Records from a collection

===

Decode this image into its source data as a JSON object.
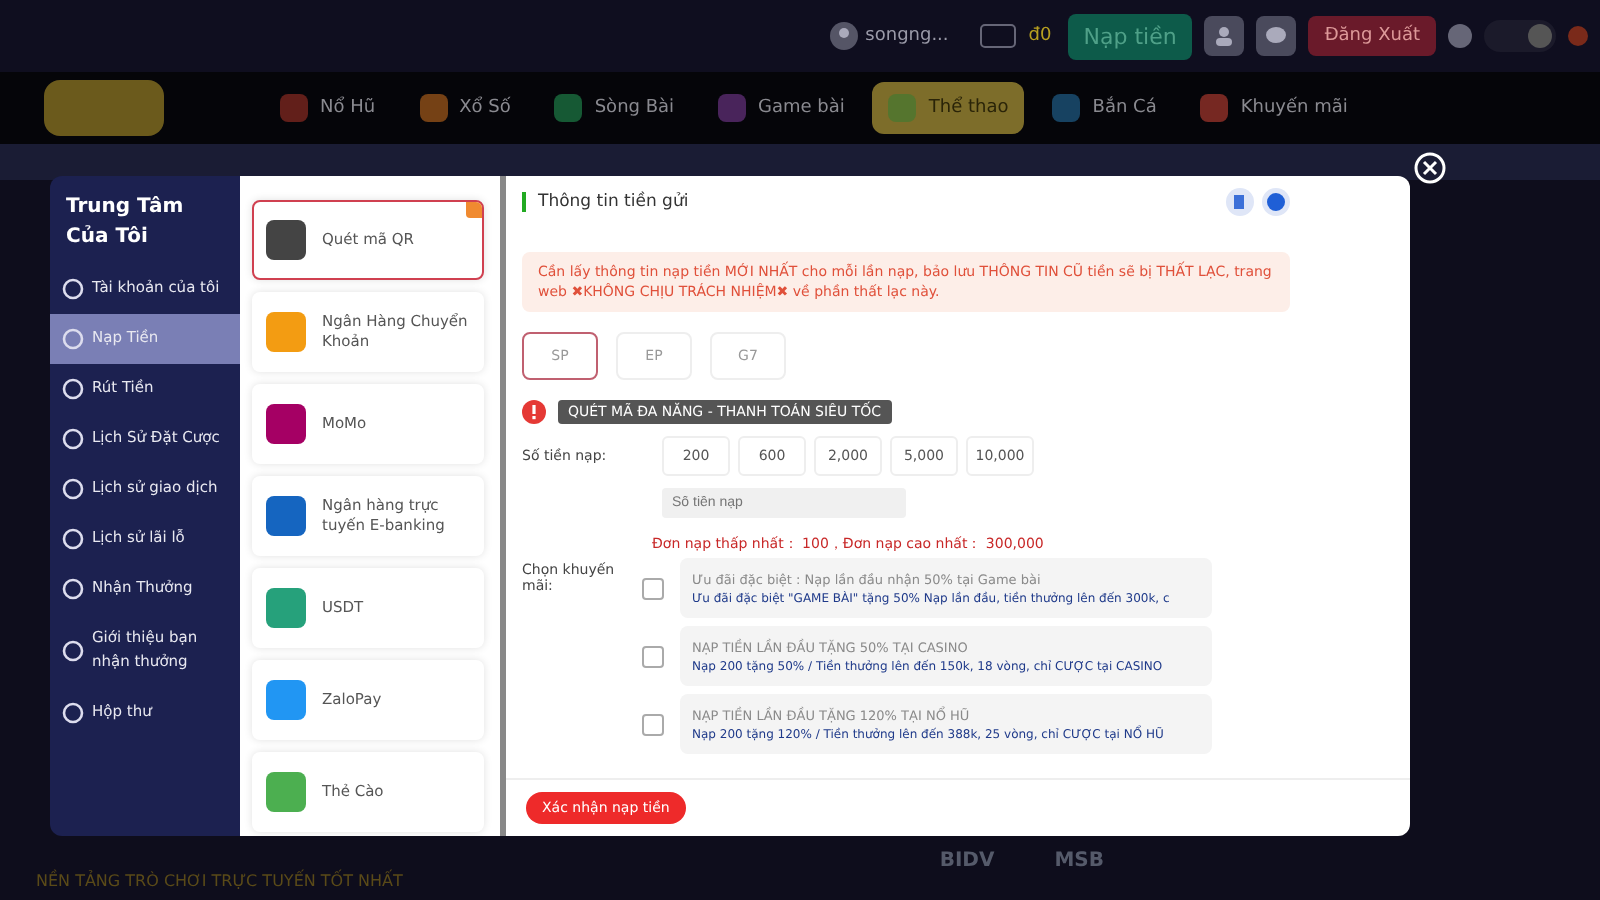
{
  "top_bar": {
    "username": "songng...",
    "balance": "đ0",
    "deposit_button": "Nạp tiền",
    "logout_button": "Đăng Xuất",
    "theme_toggle": {
      "on": true
    }
  },
  "nav": [
    {
      "label": "Nổ Hũ",
      "selected": false
    },
    {
      "label": "Xổ Số",
      "selected": false
    },
    {
      "label": "Sòng Bài",
      "selected": false
    },
    {
      "label": "Game bài",
      "selected": false
    },
    {
      "label": "Thể thao",
      "selected": true
    },
    {
      "label": "Bắn Cá",
      "selected": false
    },
    {
      "label": "Khuyến mãi",
      "selected": false
    }
  ],
  "sidebar": {
    "title": "Trung Tâm Của Tôi",
    "items": [
      {
        "label": "Tài khoản của tôi",
        "selected": false
      },
      {
        "label": "Nạp Tiền",
        "selected": true
      },
      {
        "label": "Rút Tiền",
        "selected": false
      },
      {
        "label": "Lịch Sử Đặt Cược",
        "selected": false
      },
      {
        "label": "Lịch sử giao dịch",
        "selected": false
      },
      {
        "label": "Lịch sử lãi lỗ",
        "selected": false
      },
      {
        "label": "Nhận Thưởng",
        "selected": false
      },
      {
        "label": "Giới thiệu bạn nhận thưởng",
        "selected": false
      },
      {
        "label": "Hộp thư",
        "selected": false
      }
    ]
  },
  "methods": [
    {
      "label": "Quét mã QR",
      "selected": true
    },
    {
      "label": "Ngân Hàng Chuyển Khoản",
      "selected": false
    },
    {
      "label": "MoMo",
      "selected": false
    },
    {
      "label": "Ngân hàng trực tuyến E-banking",
      "selected": false
    },
    {
      "label": "USDT",
      "selected": false
    },
    {
      "label": "ZaloPay",
      "selected": false
    },
    {
      "label": "Thẻ Cào",
      "selected": false
    }
  ],
  "panel": {
    "title": "Thông tin tiền gửi",
    "warning": "Cần lấy thông tin nạp tiền MỚI NHẤT cho mỗi lần nạp, bảo lưu THÔNG TIN CŨ tiền sẽ bị THẤT LẠC, trang web ✖KHÔNG CHỊU TRÁCH NHIỆM✖ về phần thất lạc này.",
    "channels": [
      {
        "label": "SP",
        "selected": true
      },
      {
        "label": "EP",
        "selected": false
      },
      {
        "label": "G7",
        "selected": false
      }
    ],
    "notice": "QUÉT MÃ ĐA NĂNG - THANH TOÁN SIÊU TỐC",
    "amount_label": "Số tiền nạp:",
    "amounts": [
      "200",
      "600",
      "2,000",
      "5,000",
      "10,000"
    ],
    "amount_field": {
      "placeholder": "Số tiền nạp"
    },
    "limits": "Đơn nạp thấp nhất： 100，Đơn nạp cao nhất： 300,000",
    "promo_label": "Chọn khuyến mãi:",
    "promos": [
      {
        "title": "Ưu đãi đặc biệt : Nạp lần đầu nhận 50% tại Game bài",
        "description": "Ưu đãi đặc biệt \"GAME BÀI\" tặng 50% Nạp lần đầu, tiền thưởng lên đến 300k, c",
        "checked": false
      },
      {
        "title": "NẠP TIỀN LẦN ĐẦU TẶNG 50% TẠI CASINO",
        "description": "Nạp 200 tặng 50% / Tiền thưởng lên đến 150k, 18 vòng, chỉ CƯỢC tại CASINO",
        "checked": false
      },
      {
        "title": "NẠP TIỀN LẦN ĐẦU TẶNG 120% TẠI NỔ HŨ",
        "description": "Nạp 200 tặng 120% / Tiền thưởng lên đến 388k, 25 vòng, chỉ CƯỢC tại NỔ HŨ",
        "checked": false
      }
    ],
    "submit": "Xác nhận nạp tiền"
  },
  "footer": {
    "tagline": "NỀN TẢNG TRÒ CHƠI TRỰC TUYẾN TỐT NHẤT",
    "banks": [
      "BIDV",
      "MSB"
    ]
  }
}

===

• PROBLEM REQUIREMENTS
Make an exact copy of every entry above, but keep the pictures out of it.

• RESULT OF THE TASK
Decode this image into its source data as a JSON object.
{
  "top_bar": {
    "username": "songng...",
    "balance": "đ0",
    "deposit_button": "Nạp tiền",
    "logout_button": "Đăng Xuất",
    "theme_toggle": {
      "on": true
    }
  },
  "nav": [
    {
      "label": "Nổ Hũ",
      "selected": false
    },
    {
      "label": "Xổ Số",
      "selected": false
    },
    {
      "label": "Sòng Bài",
      "selected": false
    },
    {
      "label": "Game bài",
      "selected": false
    },
    {
      "label": "Thể thao",
      "selected": true
    },
    {
      "label": "Bắn Cá",
      "selected": false
    },
    {
      "label": "Khuyến mãi",
      "selected": false
    }
  ],
  "sidebar": {
    "title": "Trung Tâm Của Tôi",
    "items": [
      {
        "label": "Tài khoản của tôi",
        "selected": false
      },
      {
        "label": "Nạp Tiền",
        "selected": true
      },
      {
        "label": "Rút Tiền",
        "selected": false
      },
      {
        "label": "Lịch Sử Đặt Cược",
        "selected": false
      },
      {
        "label": "Lịch sử giao dịch",
        "selected": false
      },
      {
        "label": "Lịch sử lãi lỗ",
        "selected": false
      },
      {
        "label": "Nhận Thưởng",
        "selected": false
      },
      {
        "label": "Giới thiệu bạn nhận thưởng",
        "selected": false
      },
      {
        "label": "Hộp thư",
        "selected": false
      }
    ]
  },
  "methods": [
    {
      "label": "Quét mã QR",
      "selected": true
    },
    {
      "label": "Ngân Hàng Chuyển Khoản",
      "selected": false
    },
    {
      "label": "MoMo",
      "selected": false
    },
    {
      "label": "Ngân hàng trực tuyến E-banking",
      "selected": false
    },
    {
      "label": "USDT",
      "selected": false
    },
    {
      "label": "ZaloPay",
      "selected": false
    },
    {
      "label": "Thẻ Cào",
      "selected": false
    }
  ],
  "panel": {
    "title": "Thông tin tiền gửi",
    "warning": "Cần lấy thông tin nạp tiền MỚI NHẤT cho mỗi lần nạp, bảo lưu THÔNG TIN CŨ tiền sẽ bị THẤT LẠC, trang web ✖KHÔNG CHỊU TRÁCH NHIỆM✖ về phần thất lạc này.",
    "channels": [
      {
        "label": "SP",
        "selected": true
      },
      {
        "label": "EP",
        "selected": false
      },
      {
        "label": "G7",
        "selected": false
      }
    ],
    "notice": "QUÉT MÃ ĐA NĂNG - THANH TOÁN SIÊU TỐC",
    "amount_label": "Số tiền nạp:",
    "amounts": [
      "200",
      "600",
      "2,000",
      "5,000",
      "10,000"
    ],
    "amount_field": {
      "placeholder": "Số tiền nạp"
    },
    "limits": "Đơn nạp thấp nhất： 100，Đơn nạp cao nhất： 300,000",
    "promo_label": "Chọn khuyến mãi:",
    "promos": [
      {
        "title": "Ưu đãi đặc biệt : Nạp lần đầu nhận 50% tại Game bài",
        "description": "Ưu đãi đặc biệt \"GAME BÀI\" tặng 50% Nạp lần đầu, tiền thưởng lên đến 300k, c",
        "checked": false
      },
      {
        "title": "NẠP TIỀN LẦN ĐẦU TẶNG 50% TẠI CASINO",
        "description": "Nạp 200 tặng 50% / Tiền thưởng lên đến 150k, 18 vòng, chỉ CƯỢC tại CASINO",
        "checked": false
      },
      {
        "title": "NẠP TIỀN LẦN ĐẦU TẶNG 120% TẠI NỔ HŨ",
        "description": "Nạp 200 tặng 120% / Tiền thưởng lên đến 388k, 25 vòng, chỉ CƯỢC tại NỔ HŨ",
        "checked": false
      }
    ],
    "submit": "Xác nhận nạp tiền"
  },
  "footer": {
    "tagline": "NỀN TẢNG TRÒ CHƠI TRỰC TUYẾN TỐT NHẤT",
    "banks": [
      "BIDV",
      "MSB"
    ]
  }
}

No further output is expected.